In a motion filed Friday, attorneys defending the 27-year-old McDaniel argue that “no juror should be exposed to displays of solidarity with the prosecution or the victim that could influence the way in which they receive and evaluate the evidence presented during the trial.
“There will be ample evidence presented in the proper way from the witness stand that Lauren Giddings was an innocent victim. No juror will doubt that she was loved and respected, or that she had her life tragically cut short just when she was poised to make a valuable contribution to her community as a lawyer.”
Giddings’ dismembered torso was found June 30, 2011, in a garbage can outside the Georgia Avenue apartments where she and McDaniel, a Mercer University law school classmate of hers, were next-door neighbors. A month later, McDaniel was charged with murder.
One of his lawyers, Franklin J. Hogue, told The Telegraph on Friday that it is possible “a sea of pink solidarity for Lauren Giddings will create sympathy” and “erode (jurors’) ability to remain impartial.”
He filed a similar motion, which a judge granted, in a recent Houston County case.

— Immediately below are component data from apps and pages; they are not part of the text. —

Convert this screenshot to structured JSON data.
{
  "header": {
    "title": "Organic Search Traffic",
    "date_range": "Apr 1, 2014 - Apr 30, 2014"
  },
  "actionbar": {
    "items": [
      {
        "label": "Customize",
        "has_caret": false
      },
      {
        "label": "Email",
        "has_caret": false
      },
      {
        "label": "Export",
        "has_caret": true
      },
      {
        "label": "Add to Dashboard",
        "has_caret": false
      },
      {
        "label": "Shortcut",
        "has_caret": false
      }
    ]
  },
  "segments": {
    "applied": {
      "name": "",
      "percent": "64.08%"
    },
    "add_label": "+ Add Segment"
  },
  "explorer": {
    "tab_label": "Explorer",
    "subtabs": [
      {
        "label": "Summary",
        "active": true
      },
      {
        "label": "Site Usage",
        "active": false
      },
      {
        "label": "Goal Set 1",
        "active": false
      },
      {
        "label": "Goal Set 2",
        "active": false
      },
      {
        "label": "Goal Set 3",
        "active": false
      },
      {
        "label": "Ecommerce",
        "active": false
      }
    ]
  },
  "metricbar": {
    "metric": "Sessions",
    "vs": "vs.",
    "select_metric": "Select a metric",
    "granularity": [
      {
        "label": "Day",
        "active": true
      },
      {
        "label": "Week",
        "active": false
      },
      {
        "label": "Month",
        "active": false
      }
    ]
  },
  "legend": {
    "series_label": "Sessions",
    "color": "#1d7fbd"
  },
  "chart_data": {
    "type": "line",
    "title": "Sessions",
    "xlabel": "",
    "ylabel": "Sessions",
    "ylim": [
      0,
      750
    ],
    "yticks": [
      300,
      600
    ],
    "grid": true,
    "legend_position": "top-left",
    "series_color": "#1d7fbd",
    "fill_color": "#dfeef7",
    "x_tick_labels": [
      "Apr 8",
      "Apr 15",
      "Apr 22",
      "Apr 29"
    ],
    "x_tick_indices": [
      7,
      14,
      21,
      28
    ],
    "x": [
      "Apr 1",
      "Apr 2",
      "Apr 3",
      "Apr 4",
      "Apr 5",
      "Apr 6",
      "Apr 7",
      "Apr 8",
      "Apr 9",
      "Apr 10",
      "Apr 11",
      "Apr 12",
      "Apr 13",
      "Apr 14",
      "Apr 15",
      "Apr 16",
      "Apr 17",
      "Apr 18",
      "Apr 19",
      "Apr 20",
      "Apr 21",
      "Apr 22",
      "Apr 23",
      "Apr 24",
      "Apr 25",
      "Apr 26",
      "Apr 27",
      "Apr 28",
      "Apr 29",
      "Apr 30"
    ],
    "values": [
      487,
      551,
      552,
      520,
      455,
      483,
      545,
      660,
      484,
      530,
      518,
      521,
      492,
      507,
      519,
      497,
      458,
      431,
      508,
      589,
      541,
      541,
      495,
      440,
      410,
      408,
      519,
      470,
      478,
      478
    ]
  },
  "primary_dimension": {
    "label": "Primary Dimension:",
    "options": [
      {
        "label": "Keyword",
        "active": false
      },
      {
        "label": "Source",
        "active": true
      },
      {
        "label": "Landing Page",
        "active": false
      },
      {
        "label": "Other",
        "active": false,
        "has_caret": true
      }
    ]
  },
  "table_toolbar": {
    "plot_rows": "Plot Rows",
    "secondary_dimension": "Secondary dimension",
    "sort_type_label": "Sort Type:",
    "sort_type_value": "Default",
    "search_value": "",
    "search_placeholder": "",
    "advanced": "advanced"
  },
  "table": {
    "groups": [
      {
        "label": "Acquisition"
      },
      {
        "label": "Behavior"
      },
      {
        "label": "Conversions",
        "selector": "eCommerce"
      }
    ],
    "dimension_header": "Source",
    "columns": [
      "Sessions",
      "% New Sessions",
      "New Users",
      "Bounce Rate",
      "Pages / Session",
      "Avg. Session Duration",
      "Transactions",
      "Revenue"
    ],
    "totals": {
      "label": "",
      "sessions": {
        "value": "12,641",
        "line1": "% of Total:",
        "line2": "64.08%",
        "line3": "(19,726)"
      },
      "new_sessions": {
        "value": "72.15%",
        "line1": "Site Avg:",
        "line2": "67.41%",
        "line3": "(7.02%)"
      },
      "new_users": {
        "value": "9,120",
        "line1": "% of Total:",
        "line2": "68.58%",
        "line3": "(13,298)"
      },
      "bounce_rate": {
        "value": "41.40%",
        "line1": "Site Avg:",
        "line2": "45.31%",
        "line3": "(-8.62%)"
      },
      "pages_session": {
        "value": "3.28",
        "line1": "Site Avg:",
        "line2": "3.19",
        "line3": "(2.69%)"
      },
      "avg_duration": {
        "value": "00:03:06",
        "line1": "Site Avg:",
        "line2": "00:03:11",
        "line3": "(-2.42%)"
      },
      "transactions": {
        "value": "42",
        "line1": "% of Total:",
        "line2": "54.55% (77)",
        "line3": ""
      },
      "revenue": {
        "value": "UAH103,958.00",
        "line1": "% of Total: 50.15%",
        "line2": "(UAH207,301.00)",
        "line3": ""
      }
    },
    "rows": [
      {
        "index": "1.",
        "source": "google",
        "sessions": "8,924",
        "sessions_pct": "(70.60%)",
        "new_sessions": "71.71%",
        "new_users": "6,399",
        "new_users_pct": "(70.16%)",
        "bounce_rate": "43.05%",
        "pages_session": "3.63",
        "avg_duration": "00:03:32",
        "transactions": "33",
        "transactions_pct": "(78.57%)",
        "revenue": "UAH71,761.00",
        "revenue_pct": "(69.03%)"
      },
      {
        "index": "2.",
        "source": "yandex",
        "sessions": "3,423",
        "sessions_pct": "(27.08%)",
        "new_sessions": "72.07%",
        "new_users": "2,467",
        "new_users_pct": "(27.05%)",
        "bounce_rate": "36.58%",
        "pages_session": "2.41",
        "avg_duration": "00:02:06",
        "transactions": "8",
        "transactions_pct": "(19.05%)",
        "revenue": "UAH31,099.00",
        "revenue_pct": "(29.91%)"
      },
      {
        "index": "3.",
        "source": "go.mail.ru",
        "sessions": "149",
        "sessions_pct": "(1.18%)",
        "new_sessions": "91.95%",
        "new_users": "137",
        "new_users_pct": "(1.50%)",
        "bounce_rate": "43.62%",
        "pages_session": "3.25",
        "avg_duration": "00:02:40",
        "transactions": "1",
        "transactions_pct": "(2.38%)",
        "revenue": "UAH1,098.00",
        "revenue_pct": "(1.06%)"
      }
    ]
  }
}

A slain woman’s supporters had donned green -- her favorite color -- and worn matching ribbons and buttons in her honor at pretrial hearings.
Hogue doesn’t object to Giddings’ friends and family wearing pink at this stage of the proceedings.
“And I don’t intend to object to it in any non-jury hearing we have, including the days and days of motions hearings that we will undoubtedly schedule for sometime this fall,” he said.
“I understand it. I appreciate it. I see it as a sign of love for her, of solidarity for her. My motion only pertains to the wearing of pink when there are jurors in the courthouse.”
Reached by phone Friday in Giddings’ native Maryland, her sister, Kaitlyn Wheeler, told of the motion, said, “I think it’s ridiculous.”
“I completely agree that jurors shouldn’t be swayed by what people are wearing, and I hold the jurors to that standard,” she said. “But you can’t say that when McDaniel comes in wearing a nice suit and his hair all slicked back that that’s not doing the same thing.”
Giddings’ close friend and college classmate Kristin Miller, an Atlanta attorney, said, “There really aren’t words for the disrespect (the motion) shows. ... It’s an insult to Lauren and everyone who loved her.”
Miller said she’ll be wearing a pink Lilly Pulitzer dress to court every day of the trial. “I don’t care how the court rules on it.”
She said, “I can’t believe the judge is going to have a say in what the gallery is wearing.”
Friday’s motion came on the heels of others filed Thursday, many of which seek to exclude evidence investigators have gathered in the case. McDaniel’s lawyers also raise issues about the manner in which the evidence was gathered.
A motion some observers expected in the case, one seeking a change of venue, was notably absent. Hogue said one won’t be filed. He and attorney Floyd Buford, who are representing McDaniel, don’t think pretrial news coverage of the case will taint jurors.
“The issue with venue in a highly publicized case,” Hogue said, “is always one focused question. ... ‘Is your mind already made up about the guilt of the defendant?’”
Hogue doesn’t get the sense that people here have decided that yet.
“I think that in a county this size we are going to find 12 jurors who either haven’t cared all that much about this case, they don’t follow criminal cases, or even if they have, they have maintained an open mind.”
Buford wouldn’t discuss any strategic reasoning behind not seeking a venue change, but said it “is an issue that we have given a tremendous amount of thought and study and reflection on.”
“Things could always change,” Buford added, “but that’s our view now.”
To contact writer Joe Kovac Jr., call 744-4397.